We stood in line for so long, our flight was called for boarding. Now, I used to travel on business and this was not my first experience with airport lines and problems. But in the U.S., the airlines usually have people walking along the line and pulling out people whose flights are imminent or boarding.
Such efficiency did not occur to Schiphol’s administrators. One woman with this unfortunate job tried to move us up the line so we could make our flight. The Floor Manager, whoever he was, denied the request. So, we waited though a line that seemed endless for two hours until we reached the ticketing agent.
NOTE: We could not get a boarding pass from a kiosk because passengers entering the U.S. had to show letters certifying that they are Covid-free to a live human being.
The ticketing agent told us that she could not help us because our flight had already left. We would, she said, have to go to the reticketing desk. That area was, of course, backed up with a mob of desperate people.
Flying Back Again
We left and took a taxi back to the hotel. There, my husband got on the phone to reticket on the next day’s flight. This involved long waits and being cut off at least once. The next day’s flight was already full but, after at least an hour of trying, he got us booked on the Tuesday flight.
This meant we had two additional days in Amsterdam. While not a terrible outcome, it meant paying for another two nights at the hotel, meals, and another trip to the airport.
On Tuesday, we repeated the Schiphol experience, again arriving hours early with a fresh set of Covid test results in hand. This time the Departure Terminal was open but still crowded. The lines were shorter, although they still snaked through the floorspace.
We presented our Covid letters and got our tickets. Then we waited in the security line before gaining access to the gate. Even then, we sat at the gate for over an hour because the flight home was delayed.
When we finally boarded the plane, I greeted the flight attendant and said, “Boy, am I glad to see you!”
Airline Travel Advice
If offer this advice for this summer: don’t fly if you don’t have to. Yes, gas costs an arm and a leg but driving means you can start when you want to and deal with things along the road. You can also take a train or a bus. American trains do not approach the smooth, clean, efficient transportation mechanisms they are in Europe, but you’re less likely to have your trip delayed or canceled.
You may well decide, of course, to stay home until all this airline mess gets fixed.
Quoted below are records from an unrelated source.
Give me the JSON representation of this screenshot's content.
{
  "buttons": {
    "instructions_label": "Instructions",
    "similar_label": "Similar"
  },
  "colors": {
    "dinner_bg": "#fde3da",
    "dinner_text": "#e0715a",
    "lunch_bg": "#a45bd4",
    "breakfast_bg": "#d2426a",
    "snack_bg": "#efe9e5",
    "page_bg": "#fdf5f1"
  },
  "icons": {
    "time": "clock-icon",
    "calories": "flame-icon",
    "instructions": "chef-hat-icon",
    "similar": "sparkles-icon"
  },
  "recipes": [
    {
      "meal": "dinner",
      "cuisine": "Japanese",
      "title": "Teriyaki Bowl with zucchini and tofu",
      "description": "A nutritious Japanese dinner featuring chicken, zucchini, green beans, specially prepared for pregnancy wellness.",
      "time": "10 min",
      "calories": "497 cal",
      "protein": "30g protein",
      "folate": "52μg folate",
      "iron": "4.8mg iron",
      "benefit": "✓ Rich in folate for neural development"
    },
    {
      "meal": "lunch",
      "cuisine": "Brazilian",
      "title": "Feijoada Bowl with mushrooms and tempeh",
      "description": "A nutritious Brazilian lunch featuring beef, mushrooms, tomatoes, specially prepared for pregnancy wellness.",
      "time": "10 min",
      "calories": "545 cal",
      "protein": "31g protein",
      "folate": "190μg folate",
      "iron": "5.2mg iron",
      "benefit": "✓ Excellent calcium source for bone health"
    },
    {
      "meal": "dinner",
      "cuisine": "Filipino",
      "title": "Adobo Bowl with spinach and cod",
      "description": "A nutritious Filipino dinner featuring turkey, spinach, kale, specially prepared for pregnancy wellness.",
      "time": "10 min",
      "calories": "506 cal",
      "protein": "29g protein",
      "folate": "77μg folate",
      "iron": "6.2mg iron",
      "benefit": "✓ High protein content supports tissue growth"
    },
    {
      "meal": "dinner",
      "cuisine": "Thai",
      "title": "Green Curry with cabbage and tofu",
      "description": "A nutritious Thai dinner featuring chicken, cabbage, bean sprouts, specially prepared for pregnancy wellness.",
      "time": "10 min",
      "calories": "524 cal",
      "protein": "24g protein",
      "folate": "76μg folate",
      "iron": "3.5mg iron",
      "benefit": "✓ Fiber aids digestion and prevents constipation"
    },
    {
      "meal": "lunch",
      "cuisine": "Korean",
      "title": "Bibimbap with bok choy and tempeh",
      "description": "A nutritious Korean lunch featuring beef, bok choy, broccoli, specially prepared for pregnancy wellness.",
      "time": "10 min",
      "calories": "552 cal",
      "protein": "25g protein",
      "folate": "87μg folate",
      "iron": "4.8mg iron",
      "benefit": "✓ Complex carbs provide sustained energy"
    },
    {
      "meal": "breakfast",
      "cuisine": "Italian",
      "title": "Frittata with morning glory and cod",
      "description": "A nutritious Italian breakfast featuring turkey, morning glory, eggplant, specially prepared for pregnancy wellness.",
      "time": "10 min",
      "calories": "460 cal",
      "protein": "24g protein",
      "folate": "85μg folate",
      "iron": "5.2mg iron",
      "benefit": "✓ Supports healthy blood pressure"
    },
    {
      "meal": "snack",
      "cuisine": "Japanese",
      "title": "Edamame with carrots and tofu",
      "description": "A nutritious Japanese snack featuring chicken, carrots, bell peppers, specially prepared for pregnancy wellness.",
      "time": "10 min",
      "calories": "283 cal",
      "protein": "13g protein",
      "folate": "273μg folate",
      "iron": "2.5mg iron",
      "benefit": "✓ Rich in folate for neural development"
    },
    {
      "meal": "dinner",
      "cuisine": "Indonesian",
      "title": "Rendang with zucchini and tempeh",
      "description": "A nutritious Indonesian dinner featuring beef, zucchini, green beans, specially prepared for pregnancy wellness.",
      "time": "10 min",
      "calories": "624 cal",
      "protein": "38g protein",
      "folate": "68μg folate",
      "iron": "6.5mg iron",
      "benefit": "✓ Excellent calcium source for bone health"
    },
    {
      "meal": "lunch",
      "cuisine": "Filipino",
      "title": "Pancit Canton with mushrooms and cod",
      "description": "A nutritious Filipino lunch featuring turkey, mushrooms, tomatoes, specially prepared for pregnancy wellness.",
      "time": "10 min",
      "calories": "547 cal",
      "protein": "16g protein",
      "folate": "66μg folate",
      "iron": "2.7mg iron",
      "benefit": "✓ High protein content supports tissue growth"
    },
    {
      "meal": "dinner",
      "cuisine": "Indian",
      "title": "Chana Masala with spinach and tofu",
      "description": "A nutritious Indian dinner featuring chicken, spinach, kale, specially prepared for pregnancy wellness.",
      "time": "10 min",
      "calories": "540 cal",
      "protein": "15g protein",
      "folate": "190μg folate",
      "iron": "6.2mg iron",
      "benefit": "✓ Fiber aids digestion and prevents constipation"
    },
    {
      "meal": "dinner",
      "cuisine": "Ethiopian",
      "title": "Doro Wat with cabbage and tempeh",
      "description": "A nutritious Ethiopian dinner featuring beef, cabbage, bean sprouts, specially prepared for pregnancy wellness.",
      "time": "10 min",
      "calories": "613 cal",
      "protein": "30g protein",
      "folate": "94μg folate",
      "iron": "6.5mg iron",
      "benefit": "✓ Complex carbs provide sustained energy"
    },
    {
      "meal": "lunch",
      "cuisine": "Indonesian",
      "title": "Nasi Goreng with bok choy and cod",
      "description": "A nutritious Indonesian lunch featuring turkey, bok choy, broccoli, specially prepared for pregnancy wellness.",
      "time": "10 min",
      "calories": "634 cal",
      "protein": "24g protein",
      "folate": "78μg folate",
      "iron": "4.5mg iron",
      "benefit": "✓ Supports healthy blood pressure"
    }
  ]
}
I know, it’s not optimal. But, take my word for it, you’re better off not spending time you haven’t planned on or budgeted for because the airline industry messed up.
NOTE: Our AAA travel agent told us that flight insurance covers problems like the ones we encountered in Amsterdam. She submitted our receipts and the insurers have approved reimbursing us for our surprise expenses.